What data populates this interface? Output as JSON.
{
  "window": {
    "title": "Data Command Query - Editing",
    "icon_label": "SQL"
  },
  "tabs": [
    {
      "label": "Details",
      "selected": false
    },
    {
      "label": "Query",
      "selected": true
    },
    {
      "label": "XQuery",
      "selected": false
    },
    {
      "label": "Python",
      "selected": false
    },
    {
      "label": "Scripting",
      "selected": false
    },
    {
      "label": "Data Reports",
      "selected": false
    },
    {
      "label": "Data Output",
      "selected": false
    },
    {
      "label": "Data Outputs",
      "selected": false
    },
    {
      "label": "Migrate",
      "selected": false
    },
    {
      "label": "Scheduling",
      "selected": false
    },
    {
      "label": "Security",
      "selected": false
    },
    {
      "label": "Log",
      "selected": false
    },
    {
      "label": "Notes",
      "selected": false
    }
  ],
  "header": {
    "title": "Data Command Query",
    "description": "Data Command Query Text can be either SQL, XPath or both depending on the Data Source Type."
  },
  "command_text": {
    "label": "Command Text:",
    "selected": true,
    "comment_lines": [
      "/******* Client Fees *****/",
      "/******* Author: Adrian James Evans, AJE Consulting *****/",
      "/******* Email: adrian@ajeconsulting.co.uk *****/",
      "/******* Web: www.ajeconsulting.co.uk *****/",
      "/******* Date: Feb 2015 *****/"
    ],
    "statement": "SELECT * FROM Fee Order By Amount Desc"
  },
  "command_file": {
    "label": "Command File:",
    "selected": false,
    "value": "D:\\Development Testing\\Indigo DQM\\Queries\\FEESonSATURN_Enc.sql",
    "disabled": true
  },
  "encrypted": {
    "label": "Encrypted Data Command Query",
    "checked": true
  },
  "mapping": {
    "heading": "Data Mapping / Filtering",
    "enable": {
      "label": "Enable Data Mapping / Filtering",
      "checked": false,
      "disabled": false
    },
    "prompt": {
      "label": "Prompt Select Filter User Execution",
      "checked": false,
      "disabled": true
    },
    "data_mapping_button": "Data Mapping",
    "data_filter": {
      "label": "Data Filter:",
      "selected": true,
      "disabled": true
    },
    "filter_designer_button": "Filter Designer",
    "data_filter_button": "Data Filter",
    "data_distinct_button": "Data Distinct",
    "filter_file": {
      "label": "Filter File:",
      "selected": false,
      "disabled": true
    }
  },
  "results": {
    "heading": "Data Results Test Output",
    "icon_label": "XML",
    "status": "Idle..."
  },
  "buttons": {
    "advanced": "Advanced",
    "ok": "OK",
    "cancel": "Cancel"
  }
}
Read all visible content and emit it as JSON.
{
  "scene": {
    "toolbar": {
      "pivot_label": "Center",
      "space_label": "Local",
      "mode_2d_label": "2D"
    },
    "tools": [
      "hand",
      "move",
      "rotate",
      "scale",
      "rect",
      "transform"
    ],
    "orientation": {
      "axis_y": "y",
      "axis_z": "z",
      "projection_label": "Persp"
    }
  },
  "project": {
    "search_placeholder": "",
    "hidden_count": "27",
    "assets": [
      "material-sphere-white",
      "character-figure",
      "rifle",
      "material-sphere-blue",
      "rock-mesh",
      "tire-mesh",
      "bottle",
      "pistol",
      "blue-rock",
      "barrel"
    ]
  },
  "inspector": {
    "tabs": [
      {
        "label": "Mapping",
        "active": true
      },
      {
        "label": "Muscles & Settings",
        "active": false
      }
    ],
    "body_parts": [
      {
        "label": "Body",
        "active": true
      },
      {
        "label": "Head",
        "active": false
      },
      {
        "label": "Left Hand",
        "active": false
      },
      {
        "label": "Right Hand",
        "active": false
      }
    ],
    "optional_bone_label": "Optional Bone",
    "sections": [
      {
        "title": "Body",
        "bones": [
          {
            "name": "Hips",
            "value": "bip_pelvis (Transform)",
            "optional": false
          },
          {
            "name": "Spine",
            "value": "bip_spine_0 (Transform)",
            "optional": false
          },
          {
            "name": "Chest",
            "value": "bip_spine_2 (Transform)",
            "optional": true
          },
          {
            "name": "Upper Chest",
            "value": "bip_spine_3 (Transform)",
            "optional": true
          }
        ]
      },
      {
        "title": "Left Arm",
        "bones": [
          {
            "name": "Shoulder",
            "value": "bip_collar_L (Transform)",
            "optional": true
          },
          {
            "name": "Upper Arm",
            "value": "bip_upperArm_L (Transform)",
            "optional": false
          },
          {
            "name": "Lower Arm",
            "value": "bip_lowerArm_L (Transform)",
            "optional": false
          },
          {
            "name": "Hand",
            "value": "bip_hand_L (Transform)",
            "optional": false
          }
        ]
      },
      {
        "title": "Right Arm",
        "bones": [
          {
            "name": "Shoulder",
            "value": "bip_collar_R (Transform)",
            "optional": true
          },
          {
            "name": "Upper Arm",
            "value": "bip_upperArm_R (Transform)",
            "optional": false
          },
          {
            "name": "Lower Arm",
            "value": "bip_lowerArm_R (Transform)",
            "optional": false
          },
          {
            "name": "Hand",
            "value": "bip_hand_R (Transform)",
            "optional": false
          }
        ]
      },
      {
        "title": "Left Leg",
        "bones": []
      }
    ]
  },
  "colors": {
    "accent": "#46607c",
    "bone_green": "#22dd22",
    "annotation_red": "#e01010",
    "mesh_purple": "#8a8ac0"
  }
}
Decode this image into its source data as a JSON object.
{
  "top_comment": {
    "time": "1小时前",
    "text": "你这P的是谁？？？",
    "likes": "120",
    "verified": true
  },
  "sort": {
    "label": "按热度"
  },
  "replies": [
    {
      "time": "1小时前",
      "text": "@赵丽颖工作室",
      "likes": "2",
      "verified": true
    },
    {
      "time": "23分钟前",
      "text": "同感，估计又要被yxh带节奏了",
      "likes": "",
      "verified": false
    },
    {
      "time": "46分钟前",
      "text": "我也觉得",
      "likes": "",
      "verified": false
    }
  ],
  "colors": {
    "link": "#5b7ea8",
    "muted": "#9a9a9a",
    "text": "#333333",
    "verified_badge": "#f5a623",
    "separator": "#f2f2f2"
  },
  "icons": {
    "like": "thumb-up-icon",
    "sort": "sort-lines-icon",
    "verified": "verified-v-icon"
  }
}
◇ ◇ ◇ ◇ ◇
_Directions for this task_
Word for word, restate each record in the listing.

_Expected answer_
What data populates this interface? Output as JSON.
{
  "window": {
    "title": "Data Command Query - Editing",
    "icon_label": "SQL"
  },
  "tabs": [
    {
      "label": "Details",
      "selected": false
    },
    {
      "label": "Query",
      "selected": true
    },
    {
      "label": "XQuery",
      "selected": false
    },
    {
      "label": "Python",
      "selected": false
    },
    {
      "label": "Scripting",
      "selected": false
    },
    {
      "label": "Data Reports",
      "selected": false
    },
    {
      "label": "Data Output",
      "selected": false
    },
    {
      "label": "Data Outputs",
      "selected": false
    },
    {
      "label": "Migrate",
      "selected": false
    },
    {
      "label": "Scheduling",
      "selected": false
    },
    {
      "label": "Security",
      "selected": false
    },
    {
      "label": "Log",
      "selected": false
    },
    {
      "label": "Notes",
      "selected": false
    }
  ],
  "header": {
    "title": "Data Command Query",
    "description": "Data Command Query Text can be either SQL, XPath or both depending on the Data Source Type."
  },
  "command_text": {
    "label": "Command Text:",
    "selected": true,
    "comment_lines": [
      "/******* Client Fees *****/",
      "/******* Author: Adrian James Evans, AJE Consulting *****/",
      "/******* Email: adrian@ajeconsulting.co.uk *****/",
      "/******* Web: www.ajeconsulting.co.uk *****/",
      "/******* Date: Feb 2015 *****/"
    ],
    "statement": "SELECT * FROM Fee Order By Amount Desc"
  },
  "command_file": {
    "label": "Command File:",
    "selected": false,
    "value": "D:\\Development Testing\\Indigo DQM\\Queries\\FEESonSATURN_Enc.sql",
    "disabled": true
  },
  "encrypted": {
    "label": "Encrypted Data Command Query",
    "checked": true
  },
  "mapping": {
    "heading": "Data Mapping / Filtering",
    "enable": {
      "label": "Enable Data Mapping / Filtering",
      "checked": false,
      "disabled": false
    },
    "prompt": {
      "label": "Prompt Select Filter User Execution",
      "checked": false,
      "disabled": true
    },
    "data_mapping_button": "Data Mapping",
    "data_filter": {
      "label": "Data Filter:",
      "selected": true,
      "disabled": true
    },
    "filter_designer_button": "Filter Designer",
    "data_filter_button": "Data Filter",
    "data_distinct_button": "Data Distinct",
    "filter_file": {
      "label": "Filter File:",
      "selected": false,
      "disabled": true
    }
  },
  "results": {
    "heading": "Data Results Test Output",
    "icon_label": "XML",
    "status": "Idle..."
  },
  "buttons": {
    "advanced": "Advanced",
    "ok": "OK",
    "cancel": "Cancel"
  }
}
Read all visible content and emit it as JSON.
{
  "scene": {
    "toolbar": {
      "pivot_label": "Center",
      "space_label": "Local",
      "mode_2d_label": "2D"
    },
    "tools": [
      "hand",
      "move",
      "rotate",
      "scale",
      "rect",
      "transform"
    ],
    "orientation": {
      "axis_y": "y",
      "axis_z": "z",
      "projection_label": "Persp"
    }
  },
  "project": {
    "search_placeholder": "",
    "hidden_count": "27",
    "assets": [
      "material-sphere-white",
      "character-figure",
      "rifle",
      "material-sphere-blue",
      "rock-mesh",
      "tire-mesh",
      "bottle",
      "pistol",
      "blue-rock",
      "barrel"
    ]
  },
  "inspector": {
    "tabs": [
      {
        "label": "Mapping",
        "active": true
      },
      {
        "label": "Muscles & Settings",
        "active": false
      }
    ],
    "body_parts": [
      {
        "label": "Body",
        "active": true
      },
      {
        "label": "Head",
        "active": false
      },
      {
        "label": "Left Hand",
        "active": false
      },
      {
        "label": "Right Hand",
        "active": false
      }
    ],
    "optional_bone_label": "Optional Bone",
    "sections": [
      {
        "title": "Body",
        "bones": [
          {
            "name": "Hips",
            "value": "bip_pelvis (Transform)",
            "optional": false
          },
          {
            "name": "Spine",
            "value": "bip_spine_0 (Transform)",
            "optional": false
          },
          {
            "name": "Chest",
            "value": "bip_spine_2 (Transform)",
            "optional": true
          },
          {
            "name": "Upper Chest",
            "value": "bip_spine_3 (Transform)",
            "optional": true
          }
        ]
      },
      {
        "title": "Left Arm",
        "bones": [
          {
            "name": "Shoulder",
            "value": "bip_collar_L (Transform)",
            "optional": true
          },
          {
            "name": "Upper Arm",
            "value": "bip_upperArm_L (Transform)",
            "optional": false
          },
          {
            "name": "Lower Arm",
            "value": "bip_lowerArm_L (Transform)",
            "optional": false
          },
          {
            "name": "Hand",
            "value": "bip_hand_L (Transform)",
            "optional": false
          }
        ]
      },
      {
        "title": "Right Arm",
        "bones": [
          {
            "name": "Shoulder",
            "value": "bip_collar_R (Transform)",
            "optional": true
          },
          {
            "name": "Upper Arm",
            "value": "bip_upperArm_R (Transform)",
            "optional": false
          },
          {
            "name": "Lower Arm",
            "value": "bip_lowerArm_R (Transform)",
            "optional": false
          },
          {
            "name": "Hand",
            "value": "bip_hand_R (Transform)",
            "optional": false
          }
        ]
      },
      {
        "title": "Left Leg",
        "bones": []
      }
    ]
  },
  "colors": {
    "accent": "#46607c",
    "bone_green": "#22dd22",
    "annotation_red": "#e01010",
    "mesh_purple": "#8a8ac0"
  }
}
Decode this image into its source data as a JSON object.
{
  "top_comment": {
    "time": "1小时前",
    "text": "你这P的是谁？？？",
    "likes": "120",
    "verified": true
  },
  "sort": {
    "label": "按热度"
  },
  "replies": [
    {
      "time": "1小时前",
      "text": "@赵丽颖工作室",
      "likes": "2",
      "verified": true
    },
    {
      "time": "23分钟前",
      "text": "同感，估计又要被yxh带节奏了",
      "likes": "",
      "verified": false
    },
    {
      "time": "46分钟前",
      "text": "我也觉得",
      "likes": "",
      "verified": false
    }
  ],
  "colors": {
    "link": "#5b7ea8",
    "muted": "#9a9a9a",
    "text": "#333333",
    "verified_badge": "#f5a623",
    "separator": "#f2f2f2"
  },
  "icons": {
    "like": "thumb-up-icon",
    "sort": "sort-lines-icon",
    "verified": "verified-v-icon"
  }
}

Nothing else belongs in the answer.